**Work to complete:**
Go to the line with "Transcribe this image's" in the records below, then output it and each following line exactly, up to and including the line with "Parse this screenshot: output". Skip pictures and add nothing.

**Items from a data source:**
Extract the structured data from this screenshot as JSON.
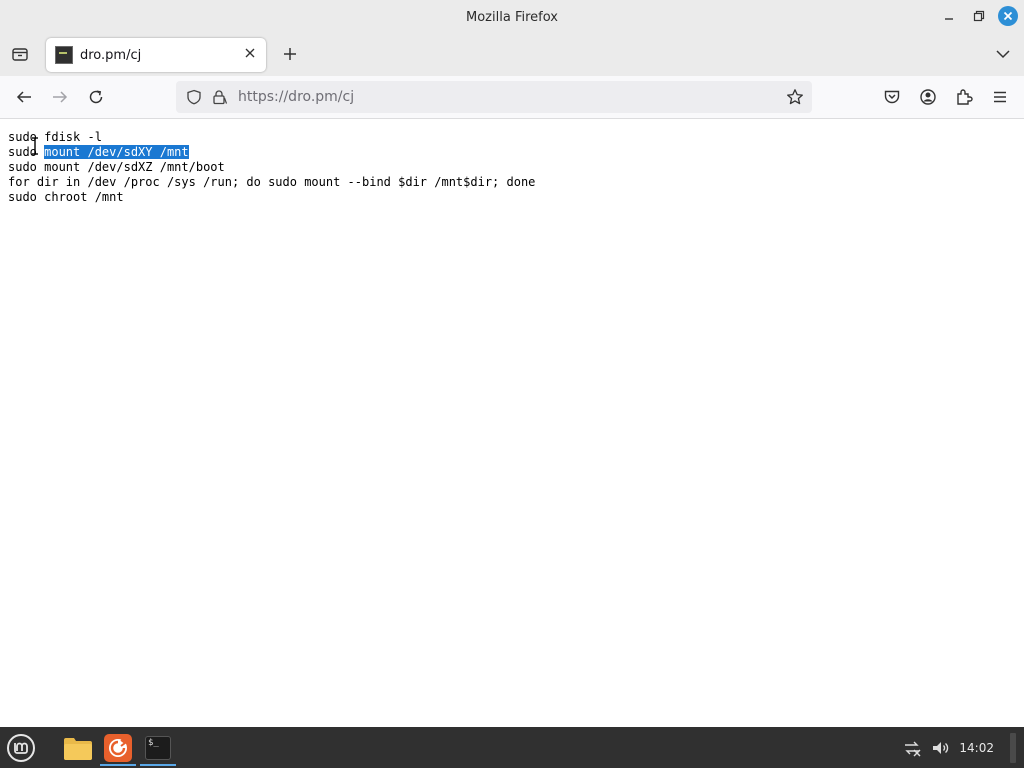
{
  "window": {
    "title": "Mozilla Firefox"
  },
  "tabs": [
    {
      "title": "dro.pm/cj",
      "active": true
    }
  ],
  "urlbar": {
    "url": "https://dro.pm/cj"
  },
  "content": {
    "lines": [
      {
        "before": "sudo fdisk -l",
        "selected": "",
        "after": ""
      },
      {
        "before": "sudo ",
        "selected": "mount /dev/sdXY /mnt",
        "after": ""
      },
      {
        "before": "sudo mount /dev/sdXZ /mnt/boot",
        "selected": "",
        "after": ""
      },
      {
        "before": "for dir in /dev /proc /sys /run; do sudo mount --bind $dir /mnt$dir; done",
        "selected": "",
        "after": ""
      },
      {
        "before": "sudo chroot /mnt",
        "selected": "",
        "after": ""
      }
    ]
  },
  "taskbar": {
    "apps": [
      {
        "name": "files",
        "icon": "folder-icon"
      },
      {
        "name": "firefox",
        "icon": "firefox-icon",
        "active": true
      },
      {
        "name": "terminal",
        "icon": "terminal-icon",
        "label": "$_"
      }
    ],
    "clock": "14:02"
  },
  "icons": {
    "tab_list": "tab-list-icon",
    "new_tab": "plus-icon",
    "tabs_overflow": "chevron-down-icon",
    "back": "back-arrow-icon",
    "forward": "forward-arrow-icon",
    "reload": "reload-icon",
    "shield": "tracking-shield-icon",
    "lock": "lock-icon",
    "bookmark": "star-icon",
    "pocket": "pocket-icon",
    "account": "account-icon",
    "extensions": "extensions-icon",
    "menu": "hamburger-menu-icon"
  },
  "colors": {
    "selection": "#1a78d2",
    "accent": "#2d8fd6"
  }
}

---

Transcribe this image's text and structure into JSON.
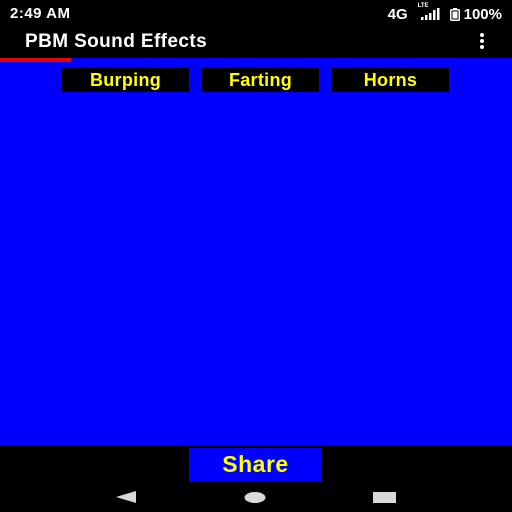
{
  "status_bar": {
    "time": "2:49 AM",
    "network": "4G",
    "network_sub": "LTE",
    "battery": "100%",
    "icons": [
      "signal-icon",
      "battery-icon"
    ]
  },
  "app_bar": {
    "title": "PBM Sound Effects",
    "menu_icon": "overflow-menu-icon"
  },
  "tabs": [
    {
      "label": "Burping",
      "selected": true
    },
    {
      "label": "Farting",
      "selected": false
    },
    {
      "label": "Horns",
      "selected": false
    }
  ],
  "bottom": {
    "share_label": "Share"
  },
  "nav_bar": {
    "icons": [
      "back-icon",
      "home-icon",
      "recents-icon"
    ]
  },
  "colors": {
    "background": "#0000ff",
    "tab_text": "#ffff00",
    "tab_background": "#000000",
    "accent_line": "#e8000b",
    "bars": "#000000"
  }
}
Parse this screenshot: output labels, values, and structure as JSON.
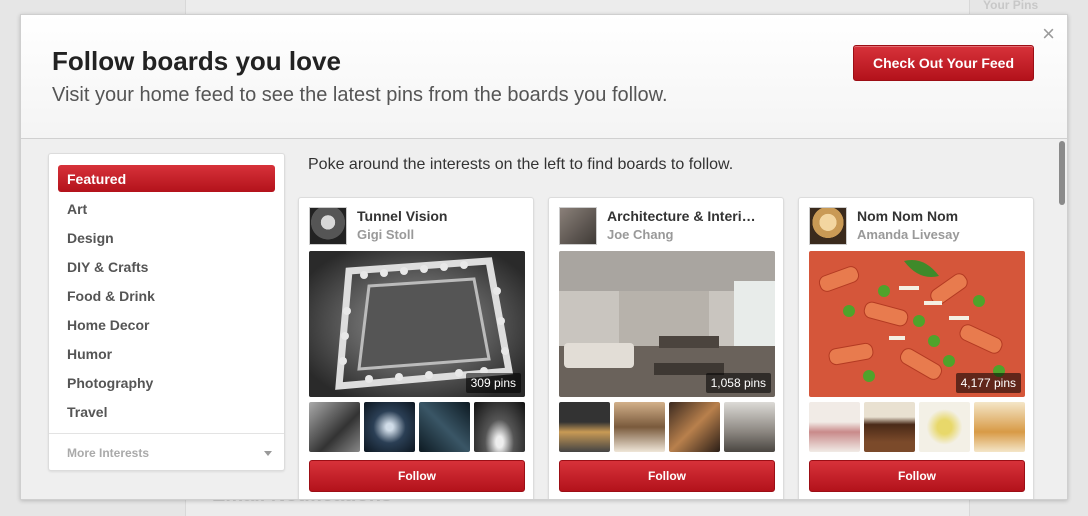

**Exercise answer:**
Transcribe this image's text and structure into JSON.
{
  "status_bar": {
    "time": "2:49 AM",
    "network": "4G",
    "network_sub": "LTE",
    "battery": "100%",
    "icons": [
      "signal-icon",
      "battery-icon"
    ]
  },
  "app_bar": {
    "title": "PBM Sound Effects",
    "menu_icon": "overflow-menu-icon"
  },
  "tabs": [
    {
      "label": "Burping",
      "selected": true
    },
    {
      "label": "Farting",
      "selected": false
    },
    {
      "label": "Horns",
      "selected": false
    }
  ],
  "bottom": {
    "share_label": "Share"
  },
  "nav_bar": {
    "icons": [
      "back-icon",
      "home-icon",
      "recents-icon"
    ]
  },
  "colors": {
    "background": "#0000ff",
    "tab_text": "#ffff00",
    "tab_background": "#000000",
    "accent_line": "#e8000b",
    "bars": "#000000"
  }
}
Parse this screenshot: output labels, values, and structure as JSON.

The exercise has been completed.